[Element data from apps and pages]
※
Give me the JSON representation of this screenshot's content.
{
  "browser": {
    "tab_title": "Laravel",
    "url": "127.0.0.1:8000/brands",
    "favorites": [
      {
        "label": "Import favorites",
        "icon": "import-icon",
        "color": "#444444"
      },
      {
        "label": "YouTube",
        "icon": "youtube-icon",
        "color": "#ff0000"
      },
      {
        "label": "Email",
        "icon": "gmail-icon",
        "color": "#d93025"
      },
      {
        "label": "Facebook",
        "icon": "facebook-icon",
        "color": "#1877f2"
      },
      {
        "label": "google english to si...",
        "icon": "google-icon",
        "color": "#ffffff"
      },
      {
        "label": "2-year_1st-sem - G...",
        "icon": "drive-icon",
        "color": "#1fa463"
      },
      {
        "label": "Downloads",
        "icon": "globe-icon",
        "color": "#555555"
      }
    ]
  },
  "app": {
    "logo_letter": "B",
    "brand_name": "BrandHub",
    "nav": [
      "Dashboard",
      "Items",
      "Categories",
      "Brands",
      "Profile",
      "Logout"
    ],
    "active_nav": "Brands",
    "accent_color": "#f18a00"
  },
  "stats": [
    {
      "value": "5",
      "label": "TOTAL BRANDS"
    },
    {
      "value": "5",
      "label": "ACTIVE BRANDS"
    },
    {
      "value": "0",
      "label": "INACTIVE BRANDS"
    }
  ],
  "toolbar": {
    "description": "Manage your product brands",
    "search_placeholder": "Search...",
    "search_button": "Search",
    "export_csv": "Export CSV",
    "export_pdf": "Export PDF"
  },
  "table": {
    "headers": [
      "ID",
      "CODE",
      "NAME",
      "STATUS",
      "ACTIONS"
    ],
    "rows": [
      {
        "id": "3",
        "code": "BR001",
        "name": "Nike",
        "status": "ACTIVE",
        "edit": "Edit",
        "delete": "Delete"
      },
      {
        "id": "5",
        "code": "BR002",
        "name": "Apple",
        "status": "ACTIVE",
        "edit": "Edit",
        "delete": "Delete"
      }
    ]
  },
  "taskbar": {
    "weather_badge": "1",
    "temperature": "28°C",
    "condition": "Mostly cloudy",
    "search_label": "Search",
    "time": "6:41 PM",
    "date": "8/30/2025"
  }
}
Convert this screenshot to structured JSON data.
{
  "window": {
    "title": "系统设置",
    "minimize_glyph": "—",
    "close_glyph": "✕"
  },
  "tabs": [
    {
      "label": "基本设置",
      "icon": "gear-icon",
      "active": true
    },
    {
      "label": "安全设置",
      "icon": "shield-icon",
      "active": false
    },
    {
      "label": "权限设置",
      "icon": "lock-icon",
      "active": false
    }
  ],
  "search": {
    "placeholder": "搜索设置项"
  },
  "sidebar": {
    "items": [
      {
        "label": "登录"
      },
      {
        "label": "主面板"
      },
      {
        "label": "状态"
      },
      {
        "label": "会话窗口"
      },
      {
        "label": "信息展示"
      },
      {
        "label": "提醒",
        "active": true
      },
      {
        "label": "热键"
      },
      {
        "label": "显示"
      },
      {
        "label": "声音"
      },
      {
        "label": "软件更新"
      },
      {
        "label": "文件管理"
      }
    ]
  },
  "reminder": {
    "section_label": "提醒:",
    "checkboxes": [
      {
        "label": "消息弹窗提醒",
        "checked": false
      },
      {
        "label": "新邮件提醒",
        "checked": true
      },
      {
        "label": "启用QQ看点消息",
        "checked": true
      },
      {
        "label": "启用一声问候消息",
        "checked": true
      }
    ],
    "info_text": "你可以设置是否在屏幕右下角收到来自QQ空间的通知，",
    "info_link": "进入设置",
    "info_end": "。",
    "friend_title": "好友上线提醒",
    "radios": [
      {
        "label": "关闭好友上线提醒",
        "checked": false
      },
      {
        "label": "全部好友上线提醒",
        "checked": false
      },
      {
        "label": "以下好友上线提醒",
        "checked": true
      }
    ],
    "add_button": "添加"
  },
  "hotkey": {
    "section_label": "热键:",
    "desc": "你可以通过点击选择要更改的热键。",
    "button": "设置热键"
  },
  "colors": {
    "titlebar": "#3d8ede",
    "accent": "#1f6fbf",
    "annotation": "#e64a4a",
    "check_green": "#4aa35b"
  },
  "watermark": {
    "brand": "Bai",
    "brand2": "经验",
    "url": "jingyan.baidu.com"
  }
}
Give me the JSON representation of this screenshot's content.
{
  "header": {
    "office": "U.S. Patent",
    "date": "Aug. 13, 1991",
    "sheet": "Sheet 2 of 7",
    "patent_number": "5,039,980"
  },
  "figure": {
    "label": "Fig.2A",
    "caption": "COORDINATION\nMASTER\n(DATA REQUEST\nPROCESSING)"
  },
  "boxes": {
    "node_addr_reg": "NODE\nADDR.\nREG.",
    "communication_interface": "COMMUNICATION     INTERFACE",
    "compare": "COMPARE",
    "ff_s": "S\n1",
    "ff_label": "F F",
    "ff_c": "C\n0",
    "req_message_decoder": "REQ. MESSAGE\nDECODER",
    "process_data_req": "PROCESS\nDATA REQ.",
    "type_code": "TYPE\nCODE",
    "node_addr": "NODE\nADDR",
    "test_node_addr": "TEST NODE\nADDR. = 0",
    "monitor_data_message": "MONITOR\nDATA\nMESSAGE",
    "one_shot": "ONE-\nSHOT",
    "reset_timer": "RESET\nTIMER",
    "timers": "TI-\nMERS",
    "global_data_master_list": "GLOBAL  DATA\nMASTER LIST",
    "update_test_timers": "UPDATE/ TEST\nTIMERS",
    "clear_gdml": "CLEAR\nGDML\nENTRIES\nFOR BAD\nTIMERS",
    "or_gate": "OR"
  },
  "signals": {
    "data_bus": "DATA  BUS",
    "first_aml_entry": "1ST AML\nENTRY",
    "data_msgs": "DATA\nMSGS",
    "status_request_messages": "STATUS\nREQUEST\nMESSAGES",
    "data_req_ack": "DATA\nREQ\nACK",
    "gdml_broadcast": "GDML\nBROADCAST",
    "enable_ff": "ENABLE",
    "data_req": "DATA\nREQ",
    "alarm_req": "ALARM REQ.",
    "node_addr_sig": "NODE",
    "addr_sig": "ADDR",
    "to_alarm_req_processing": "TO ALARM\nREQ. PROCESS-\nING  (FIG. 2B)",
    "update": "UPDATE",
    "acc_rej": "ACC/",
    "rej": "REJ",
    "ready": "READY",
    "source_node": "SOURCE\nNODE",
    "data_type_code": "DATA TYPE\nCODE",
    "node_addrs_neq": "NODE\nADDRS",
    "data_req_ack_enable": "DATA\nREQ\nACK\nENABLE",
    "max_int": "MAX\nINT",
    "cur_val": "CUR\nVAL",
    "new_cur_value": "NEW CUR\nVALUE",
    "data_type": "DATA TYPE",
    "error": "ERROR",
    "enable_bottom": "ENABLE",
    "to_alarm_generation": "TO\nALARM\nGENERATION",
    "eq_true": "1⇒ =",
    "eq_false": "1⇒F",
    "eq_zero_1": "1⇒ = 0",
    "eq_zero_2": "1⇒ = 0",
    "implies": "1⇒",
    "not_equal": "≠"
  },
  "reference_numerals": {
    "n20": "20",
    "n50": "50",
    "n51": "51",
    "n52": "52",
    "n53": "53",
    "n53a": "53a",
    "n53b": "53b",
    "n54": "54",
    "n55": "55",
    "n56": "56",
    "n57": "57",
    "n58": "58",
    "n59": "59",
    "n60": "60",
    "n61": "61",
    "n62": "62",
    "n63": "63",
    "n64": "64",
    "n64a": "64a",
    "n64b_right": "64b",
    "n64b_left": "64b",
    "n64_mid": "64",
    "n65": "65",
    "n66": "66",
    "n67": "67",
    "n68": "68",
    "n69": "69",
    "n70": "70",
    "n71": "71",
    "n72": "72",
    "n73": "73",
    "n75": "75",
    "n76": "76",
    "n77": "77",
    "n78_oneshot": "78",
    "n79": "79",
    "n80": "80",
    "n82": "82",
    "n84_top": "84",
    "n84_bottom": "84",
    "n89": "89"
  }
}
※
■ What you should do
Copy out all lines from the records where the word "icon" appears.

■ Solved exercise
        "icon": "import-icon",
        "icon": "youtube-icon",
        "icon": "gmail-icon",
        "icon": "facebook-icon",
        "icon": "google-icon",
        "icon": "drive-icon",
        "icon": "globe-icon",
      "icon": "gear-icon",
      "icon": "shield-icon",
      "icon": "lock-icon",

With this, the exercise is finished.